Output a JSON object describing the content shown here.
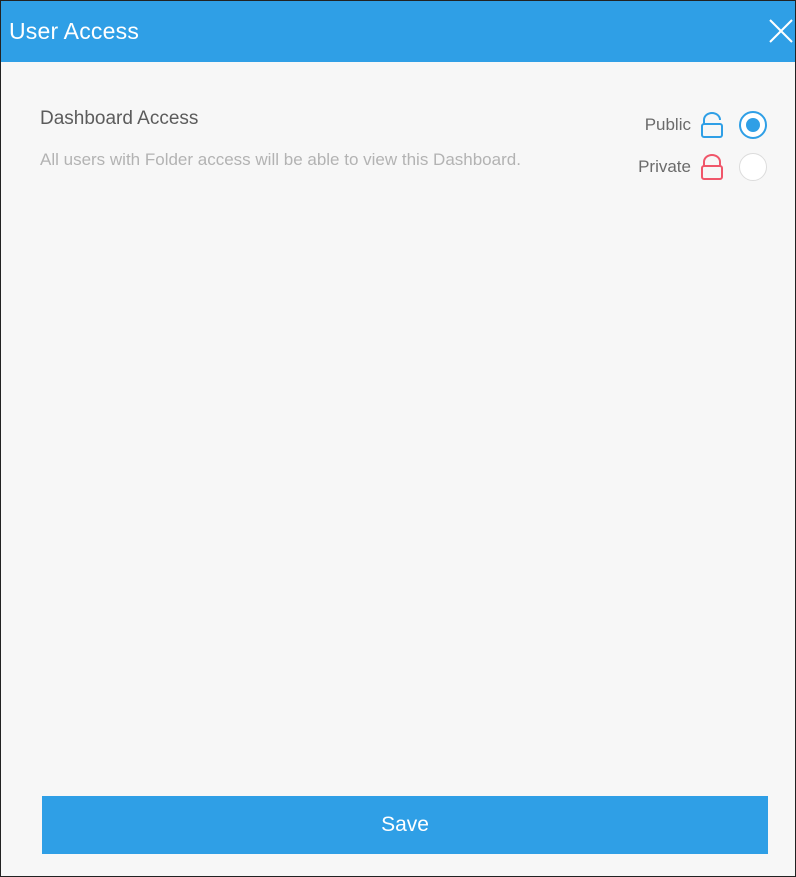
{
  "dialog": {
    "title": "User Access",
    "close_icon": "close-icon"
  },
  "dashboard_access": {
    "title": "Dashboard Access",
    "description": "All users with Folder access will be able to view this Dashboard.",
    "options": [
      {
        "label": "Public",
        "icon": "unlocked-icon",
        "icon_color": "#2f9fe6",
        "selected": true
      },
      {
        "label": "Private",
        "icon": "locked-icon",
        "icon_color": "#f0566a",
        "selected": false
      }
    ]
  },
  "actions": {
    "save_label": "Save"
  },
  "colors": {
    "accent": "#2f9fe6",
    "private_lock": "#f0566a",
    "panel_background": "#f7f7f7"
  }
}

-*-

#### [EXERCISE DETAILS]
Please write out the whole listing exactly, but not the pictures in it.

#### [YOUR RESPONSE]
Output a JSON object describing the content shown here.
{
  "dialog": {
    "title": "User Access",
    "close_icon": "close-icon"
  },
  "dashboard_access": {
    "title": "Dashboard Access",
    "description": "All users with Folder access will be able to view this Dashboard.",
    "options": [
      {
        "label": "Public",
        "icon": "unlocked-icon",
        "icon_color": "#2f9fe6",
        "selected": true
      },
      {
        "label": "Private",
        "icon": "locked-icon",
        "icon_color": "#f0566a",
        "selected": false
      }
    ]
  },
  "actions": {
    "save_label": "Save"
  },
  "colors": {
    "accent": "#2f9fe6",
    "private_lock": "#f0566a",
    "panel_background": "#f7f7f7"
  }
}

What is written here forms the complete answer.